### Your objective
In the entries that follow, find every line containing "iCal" and copy it.

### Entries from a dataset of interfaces
•••

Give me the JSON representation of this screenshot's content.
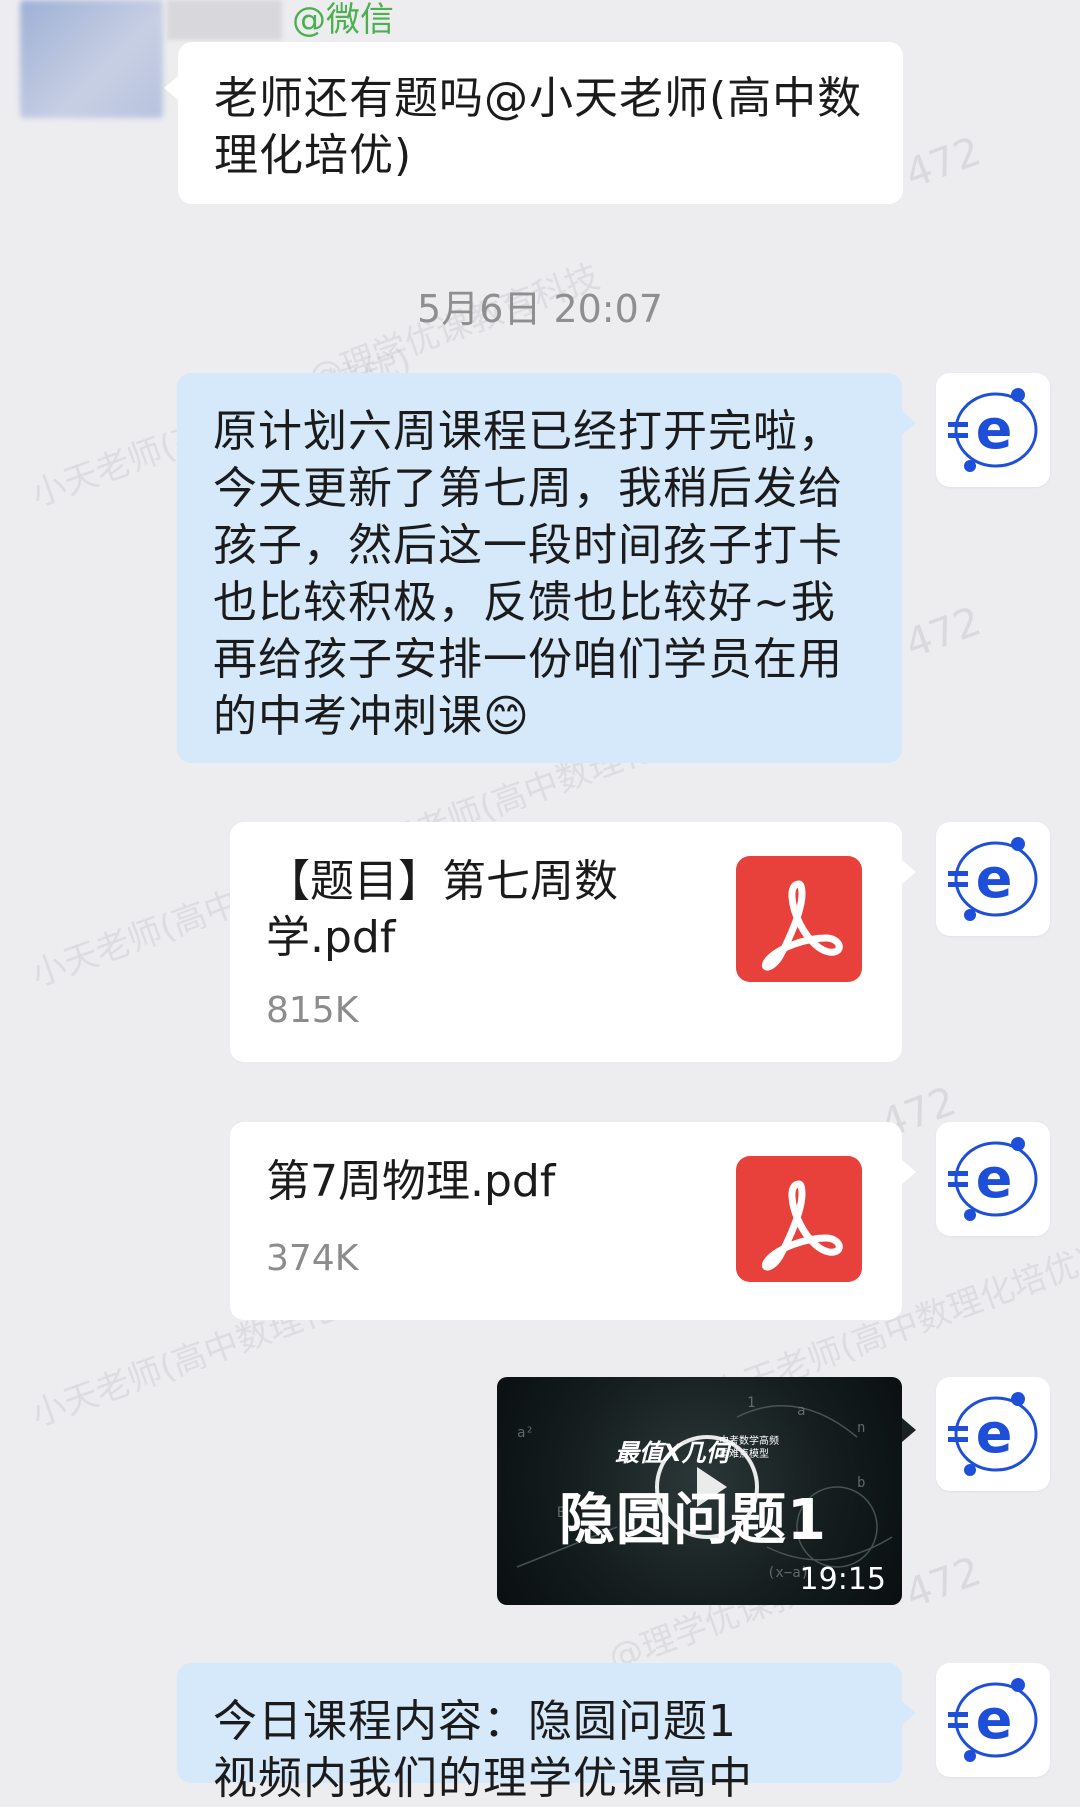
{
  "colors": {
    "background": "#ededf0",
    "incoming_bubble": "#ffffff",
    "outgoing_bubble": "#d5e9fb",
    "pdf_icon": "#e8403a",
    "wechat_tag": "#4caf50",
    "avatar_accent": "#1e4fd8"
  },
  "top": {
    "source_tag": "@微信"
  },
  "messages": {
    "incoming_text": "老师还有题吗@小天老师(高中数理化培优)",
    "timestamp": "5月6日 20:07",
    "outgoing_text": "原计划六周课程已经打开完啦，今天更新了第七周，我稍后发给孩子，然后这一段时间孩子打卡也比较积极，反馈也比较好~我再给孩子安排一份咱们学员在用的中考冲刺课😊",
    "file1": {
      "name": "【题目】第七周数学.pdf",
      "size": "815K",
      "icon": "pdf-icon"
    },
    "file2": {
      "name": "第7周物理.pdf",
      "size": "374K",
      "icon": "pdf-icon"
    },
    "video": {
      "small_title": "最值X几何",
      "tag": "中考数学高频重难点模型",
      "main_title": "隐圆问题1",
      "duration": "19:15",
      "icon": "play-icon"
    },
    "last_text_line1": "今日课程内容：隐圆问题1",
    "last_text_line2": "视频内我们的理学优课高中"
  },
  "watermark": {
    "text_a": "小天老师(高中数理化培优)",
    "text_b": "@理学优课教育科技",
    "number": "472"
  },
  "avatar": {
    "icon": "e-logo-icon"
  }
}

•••

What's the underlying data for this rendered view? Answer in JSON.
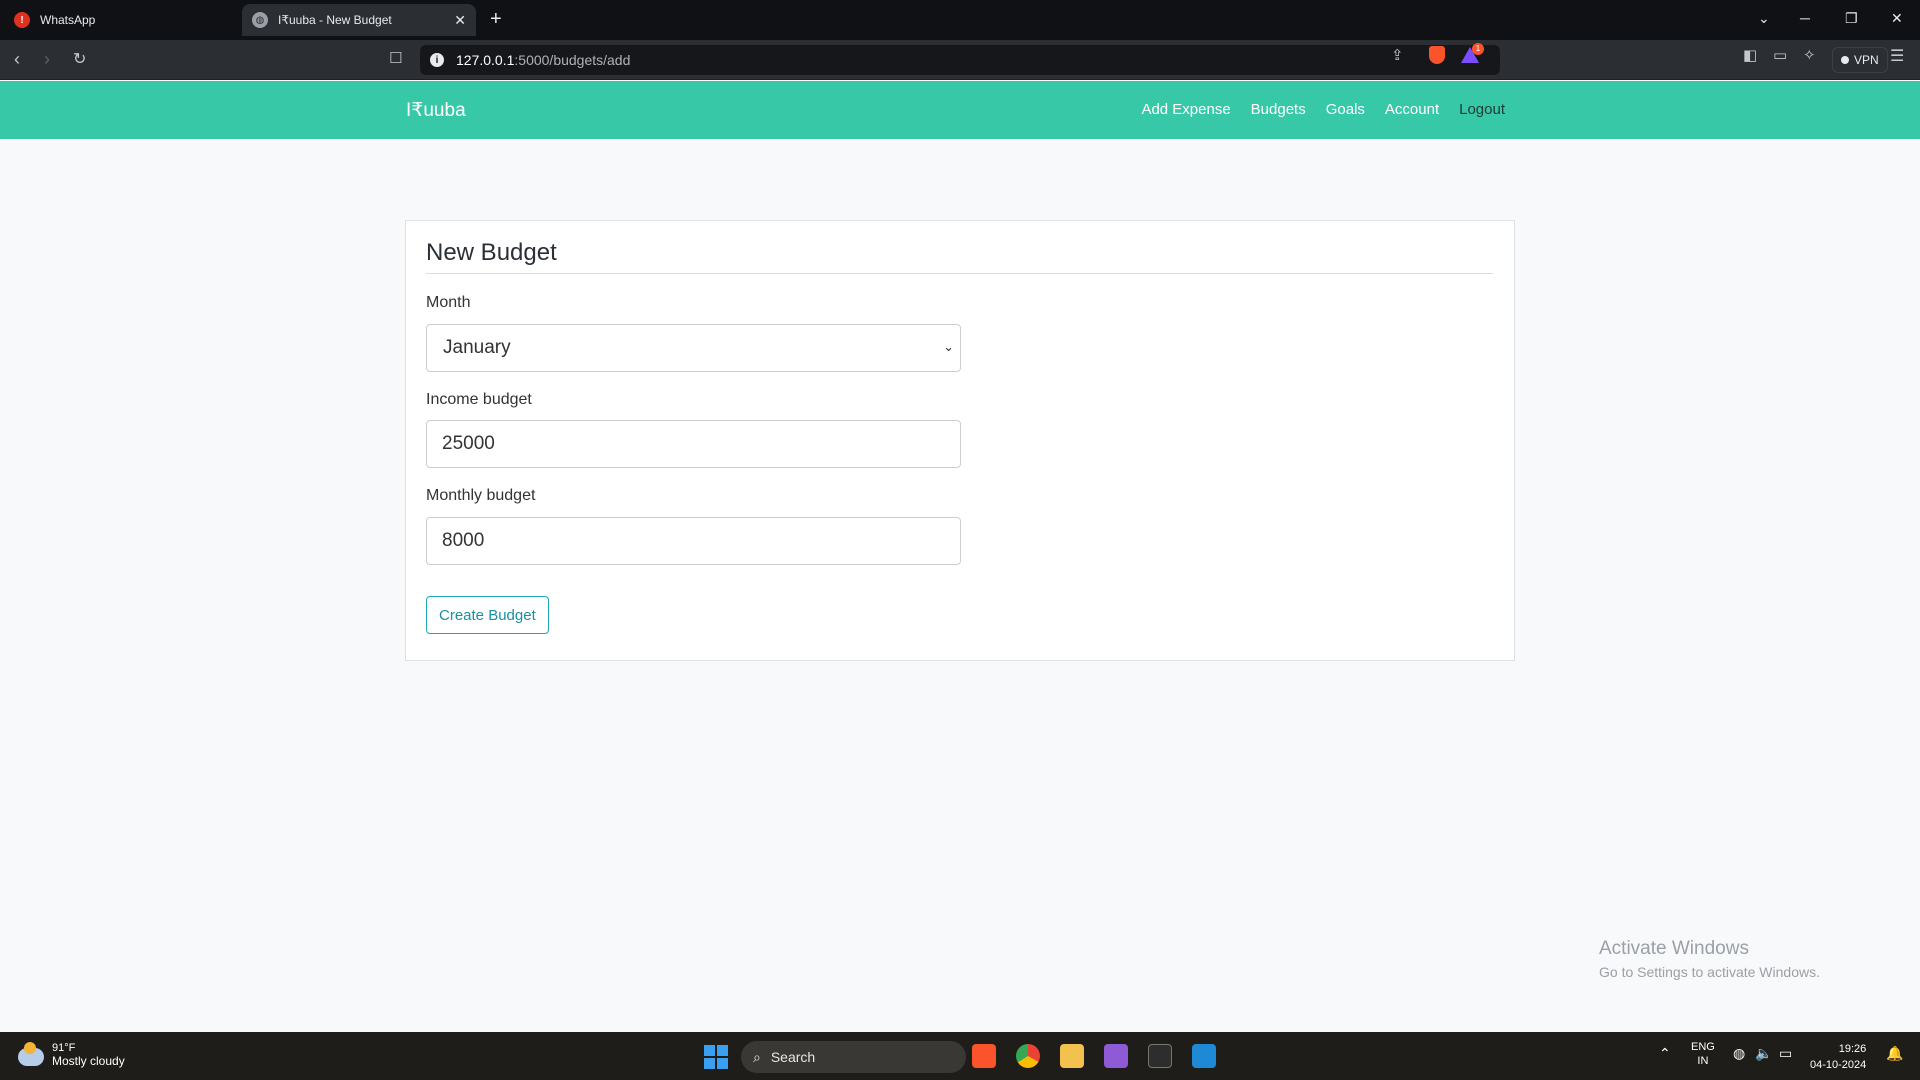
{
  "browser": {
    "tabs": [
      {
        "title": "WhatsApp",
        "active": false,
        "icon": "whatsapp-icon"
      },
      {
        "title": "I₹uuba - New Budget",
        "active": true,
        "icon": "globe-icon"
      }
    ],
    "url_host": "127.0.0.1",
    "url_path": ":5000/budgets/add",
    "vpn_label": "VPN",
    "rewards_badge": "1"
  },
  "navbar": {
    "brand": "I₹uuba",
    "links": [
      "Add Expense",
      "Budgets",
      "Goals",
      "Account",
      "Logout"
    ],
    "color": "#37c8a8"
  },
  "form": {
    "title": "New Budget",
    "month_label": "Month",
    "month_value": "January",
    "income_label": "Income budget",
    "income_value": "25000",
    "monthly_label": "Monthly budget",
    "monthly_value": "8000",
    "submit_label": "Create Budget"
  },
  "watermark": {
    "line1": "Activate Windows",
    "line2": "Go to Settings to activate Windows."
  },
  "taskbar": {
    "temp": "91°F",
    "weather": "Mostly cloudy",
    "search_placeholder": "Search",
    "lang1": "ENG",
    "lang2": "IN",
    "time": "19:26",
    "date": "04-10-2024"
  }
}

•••

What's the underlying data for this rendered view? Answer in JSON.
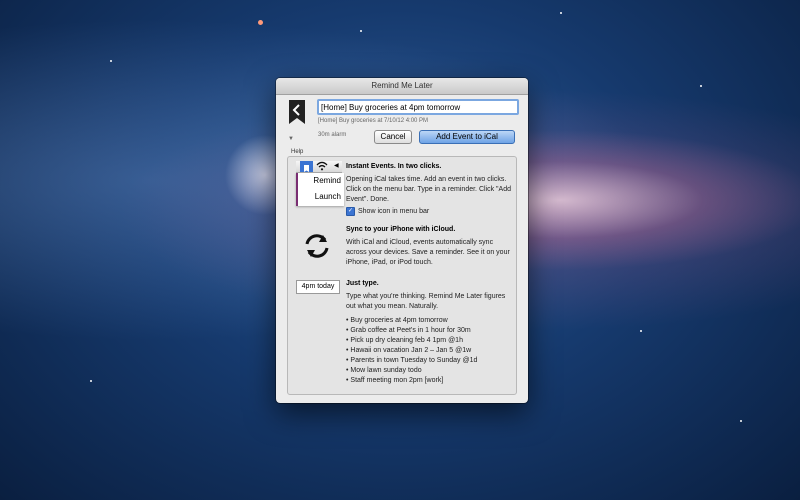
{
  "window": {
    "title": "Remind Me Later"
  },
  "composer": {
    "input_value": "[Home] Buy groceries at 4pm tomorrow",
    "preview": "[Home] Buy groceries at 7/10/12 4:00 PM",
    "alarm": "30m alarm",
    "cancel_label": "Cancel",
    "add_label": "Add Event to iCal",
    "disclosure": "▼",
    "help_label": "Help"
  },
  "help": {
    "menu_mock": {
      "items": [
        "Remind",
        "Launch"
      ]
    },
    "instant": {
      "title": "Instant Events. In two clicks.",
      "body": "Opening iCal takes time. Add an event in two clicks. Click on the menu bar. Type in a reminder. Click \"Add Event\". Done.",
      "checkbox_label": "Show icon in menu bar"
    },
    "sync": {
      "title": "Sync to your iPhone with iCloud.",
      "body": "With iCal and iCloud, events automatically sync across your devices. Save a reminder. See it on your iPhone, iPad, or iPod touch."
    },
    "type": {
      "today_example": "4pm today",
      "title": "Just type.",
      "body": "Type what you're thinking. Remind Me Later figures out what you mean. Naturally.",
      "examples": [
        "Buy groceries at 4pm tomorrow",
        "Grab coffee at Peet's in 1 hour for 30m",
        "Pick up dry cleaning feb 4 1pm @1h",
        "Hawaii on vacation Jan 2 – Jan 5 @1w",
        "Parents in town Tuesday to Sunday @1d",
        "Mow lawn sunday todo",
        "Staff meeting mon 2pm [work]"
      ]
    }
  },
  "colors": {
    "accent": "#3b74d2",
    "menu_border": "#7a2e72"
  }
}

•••

### Answer section
    "add_label": "Add Event to iCal",
      "body": "Opening iCal takes time. Add an event in two clicks. Click on the menu bar. Type in a reminder. Click \"Add Event\". Done.",
      "body": "With iCal and iCloud, events automatically sync across your devices. Save a reminder. See it on your iPhone, iPad, or iPod touch."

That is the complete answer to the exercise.